WHAT THE TASK REQUIRES — Report every line below that has the string "JSON" in it.

MATERIAL SUPPLIED —
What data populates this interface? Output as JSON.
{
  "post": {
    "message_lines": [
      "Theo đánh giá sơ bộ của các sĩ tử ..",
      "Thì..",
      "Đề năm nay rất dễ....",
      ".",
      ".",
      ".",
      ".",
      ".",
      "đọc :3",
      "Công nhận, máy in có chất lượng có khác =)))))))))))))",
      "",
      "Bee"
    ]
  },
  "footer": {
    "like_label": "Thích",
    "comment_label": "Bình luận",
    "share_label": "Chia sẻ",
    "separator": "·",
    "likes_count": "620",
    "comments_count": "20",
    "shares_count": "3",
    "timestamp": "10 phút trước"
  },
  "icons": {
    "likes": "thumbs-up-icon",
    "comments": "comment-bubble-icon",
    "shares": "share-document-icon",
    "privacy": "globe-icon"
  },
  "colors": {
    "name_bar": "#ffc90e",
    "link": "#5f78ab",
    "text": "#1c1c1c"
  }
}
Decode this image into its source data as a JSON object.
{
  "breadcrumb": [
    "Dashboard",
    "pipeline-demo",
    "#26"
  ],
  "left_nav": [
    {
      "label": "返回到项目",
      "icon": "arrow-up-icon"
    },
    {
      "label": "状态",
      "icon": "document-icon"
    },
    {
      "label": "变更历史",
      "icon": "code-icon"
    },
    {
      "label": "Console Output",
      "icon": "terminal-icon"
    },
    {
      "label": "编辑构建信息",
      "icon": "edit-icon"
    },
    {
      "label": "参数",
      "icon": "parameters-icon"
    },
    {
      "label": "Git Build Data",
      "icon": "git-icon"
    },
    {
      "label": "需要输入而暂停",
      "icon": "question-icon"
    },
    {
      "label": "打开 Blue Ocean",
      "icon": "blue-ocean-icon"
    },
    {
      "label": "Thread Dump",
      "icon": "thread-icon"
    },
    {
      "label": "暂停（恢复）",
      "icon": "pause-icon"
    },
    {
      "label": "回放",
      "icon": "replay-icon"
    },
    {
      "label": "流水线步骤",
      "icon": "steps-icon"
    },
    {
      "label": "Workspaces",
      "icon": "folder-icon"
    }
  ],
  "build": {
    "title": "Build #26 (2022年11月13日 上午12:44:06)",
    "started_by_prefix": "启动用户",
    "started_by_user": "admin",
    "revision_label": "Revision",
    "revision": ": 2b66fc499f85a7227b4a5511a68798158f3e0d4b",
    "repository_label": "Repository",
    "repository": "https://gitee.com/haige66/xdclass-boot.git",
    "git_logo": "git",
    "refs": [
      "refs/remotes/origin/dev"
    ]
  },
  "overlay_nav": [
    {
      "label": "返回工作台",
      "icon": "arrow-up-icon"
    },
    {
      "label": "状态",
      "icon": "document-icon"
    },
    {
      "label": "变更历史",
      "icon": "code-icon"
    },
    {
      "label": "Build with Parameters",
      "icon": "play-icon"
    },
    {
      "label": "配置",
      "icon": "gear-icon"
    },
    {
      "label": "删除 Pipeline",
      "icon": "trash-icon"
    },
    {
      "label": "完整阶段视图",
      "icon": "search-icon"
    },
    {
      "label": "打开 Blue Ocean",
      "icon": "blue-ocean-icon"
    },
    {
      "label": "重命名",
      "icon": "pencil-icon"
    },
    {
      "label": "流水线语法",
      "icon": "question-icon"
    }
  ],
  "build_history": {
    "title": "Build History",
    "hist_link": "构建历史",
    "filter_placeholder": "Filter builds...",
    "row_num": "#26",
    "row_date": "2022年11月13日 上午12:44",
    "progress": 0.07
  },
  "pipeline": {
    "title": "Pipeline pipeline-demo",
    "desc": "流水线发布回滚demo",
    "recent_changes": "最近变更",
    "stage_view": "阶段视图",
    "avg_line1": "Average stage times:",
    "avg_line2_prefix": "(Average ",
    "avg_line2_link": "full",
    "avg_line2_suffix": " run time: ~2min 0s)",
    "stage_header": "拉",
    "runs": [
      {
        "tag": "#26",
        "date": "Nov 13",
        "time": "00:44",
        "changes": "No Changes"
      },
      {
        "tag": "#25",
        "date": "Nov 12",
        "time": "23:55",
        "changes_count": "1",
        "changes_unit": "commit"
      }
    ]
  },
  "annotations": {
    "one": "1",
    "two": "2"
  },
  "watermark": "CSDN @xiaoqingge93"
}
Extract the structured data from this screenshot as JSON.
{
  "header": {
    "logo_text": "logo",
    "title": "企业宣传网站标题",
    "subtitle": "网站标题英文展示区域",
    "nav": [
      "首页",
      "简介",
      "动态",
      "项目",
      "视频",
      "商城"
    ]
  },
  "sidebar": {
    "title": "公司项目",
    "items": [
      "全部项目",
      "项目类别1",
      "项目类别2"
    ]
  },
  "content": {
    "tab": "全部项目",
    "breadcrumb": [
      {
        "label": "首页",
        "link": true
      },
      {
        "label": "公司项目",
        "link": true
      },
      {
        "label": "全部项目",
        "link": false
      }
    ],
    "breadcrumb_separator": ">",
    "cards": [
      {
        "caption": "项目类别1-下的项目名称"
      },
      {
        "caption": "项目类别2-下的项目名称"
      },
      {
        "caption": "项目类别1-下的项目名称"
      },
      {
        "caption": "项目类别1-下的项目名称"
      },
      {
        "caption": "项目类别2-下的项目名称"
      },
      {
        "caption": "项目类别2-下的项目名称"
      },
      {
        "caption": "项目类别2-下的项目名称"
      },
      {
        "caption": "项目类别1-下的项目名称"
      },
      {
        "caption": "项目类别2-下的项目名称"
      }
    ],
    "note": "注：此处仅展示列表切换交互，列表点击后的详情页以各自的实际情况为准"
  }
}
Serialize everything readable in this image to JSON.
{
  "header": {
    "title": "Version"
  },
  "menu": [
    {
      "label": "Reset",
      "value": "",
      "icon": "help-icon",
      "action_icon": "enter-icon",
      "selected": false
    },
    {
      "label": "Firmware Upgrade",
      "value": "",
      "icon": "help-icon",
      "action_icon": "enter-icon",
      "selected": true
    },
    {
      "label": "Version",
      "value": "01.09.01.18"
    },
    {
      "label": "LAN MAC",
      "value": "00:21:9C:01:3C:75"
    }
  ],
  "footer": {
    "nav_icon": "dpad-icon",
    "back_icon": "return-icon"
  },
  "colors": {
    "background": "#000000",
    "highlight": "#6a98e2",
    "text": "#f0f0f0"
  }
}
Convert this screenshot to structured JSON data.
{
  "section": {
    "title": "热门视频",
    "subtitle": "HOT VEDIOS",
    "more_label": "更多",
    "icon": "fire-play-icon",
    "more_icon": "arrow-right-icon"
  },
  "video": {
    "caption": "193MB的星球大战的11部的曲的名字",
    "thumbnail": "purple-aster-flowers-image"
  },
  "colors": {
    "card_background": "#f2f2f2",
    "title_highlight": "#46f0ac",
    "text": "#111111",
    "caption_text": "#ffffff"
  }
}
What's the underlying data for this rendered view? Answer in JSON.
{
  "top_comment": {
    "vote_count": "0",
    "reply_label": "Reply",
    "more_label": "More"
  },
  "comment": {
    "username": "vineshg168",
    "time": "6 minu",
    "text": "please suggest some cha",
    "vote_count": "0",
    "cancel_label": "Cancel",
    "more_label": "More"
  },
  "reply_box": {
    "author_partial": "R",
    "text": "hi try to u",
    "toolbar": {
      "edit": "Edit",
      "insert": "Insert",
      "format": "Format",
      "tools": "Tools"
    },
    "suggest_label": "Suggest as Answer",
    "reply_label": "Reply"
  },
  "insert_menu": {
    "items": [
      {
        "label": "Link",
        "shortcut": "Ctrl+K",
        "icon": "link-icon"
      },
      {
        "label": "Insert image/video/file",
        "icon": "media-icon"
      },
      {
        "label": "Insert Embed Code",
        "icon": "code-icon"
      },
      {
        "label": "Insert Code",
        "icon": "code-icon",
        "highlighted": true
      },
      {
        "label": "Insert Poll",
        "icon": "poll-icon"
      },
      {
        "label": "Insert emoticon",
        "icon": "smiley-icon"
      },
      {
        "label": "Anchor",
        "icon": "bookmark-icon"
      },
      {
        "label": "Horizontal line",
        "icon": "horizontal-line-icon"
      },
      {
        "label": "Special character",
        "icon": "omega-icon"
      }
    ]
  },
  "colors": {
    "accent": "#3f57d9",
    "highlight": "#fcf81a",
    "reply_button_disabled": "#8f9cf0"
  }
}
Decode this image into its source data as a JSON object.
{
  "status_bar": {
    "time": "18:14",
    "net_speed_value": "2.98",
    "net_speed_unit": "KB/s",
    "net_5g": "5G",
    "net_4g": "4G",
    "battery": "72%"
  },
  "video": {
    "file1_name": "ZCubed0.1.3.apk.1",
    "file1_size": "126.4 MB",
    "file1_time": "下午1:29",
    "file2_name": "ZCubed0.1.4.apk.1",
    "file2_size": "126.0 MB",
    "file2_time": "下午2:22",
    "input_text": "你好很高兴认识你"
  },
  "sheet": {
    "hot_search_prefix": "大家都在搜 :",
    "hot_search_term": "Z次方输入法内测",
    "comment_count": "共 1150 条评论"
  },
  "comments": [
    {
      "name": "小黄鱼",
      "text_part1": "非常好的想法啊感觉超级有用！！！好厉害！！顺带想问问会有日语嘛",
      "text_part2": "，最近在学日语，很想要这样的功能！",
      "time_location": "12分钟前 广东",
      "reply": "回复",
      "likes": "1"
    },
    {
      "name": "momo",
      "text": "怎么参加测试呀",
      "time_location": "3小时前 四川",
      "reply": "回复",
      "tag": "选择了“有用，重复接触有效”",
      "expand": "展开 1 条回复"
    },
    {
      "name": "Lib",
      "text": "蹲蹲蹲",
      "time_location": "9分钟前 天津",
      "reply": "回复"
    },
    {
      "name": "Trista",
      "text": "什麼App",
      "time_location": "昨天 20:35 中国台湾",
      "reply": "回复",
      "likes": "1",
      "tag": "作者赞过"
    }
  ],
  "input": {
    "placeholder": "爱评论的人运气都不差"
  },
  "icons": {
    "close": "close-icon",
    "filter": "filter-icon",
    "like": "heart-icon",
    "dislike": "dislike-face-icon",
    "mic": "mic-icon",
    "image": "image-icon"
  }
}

RESPONSE FOR THIS EXERCISE —
What data populates this interface? Output as JSON.
Decode this image into its source data as a JSON object.
Extract the structured data from this screenshot as JSON.
Serialize everything readable in this image to JSON.
Convert this screenshot to structured JSON data.
What's the underlying data for this rendered view? Answer in JSON.
Decode this image into its source data as a JSON object.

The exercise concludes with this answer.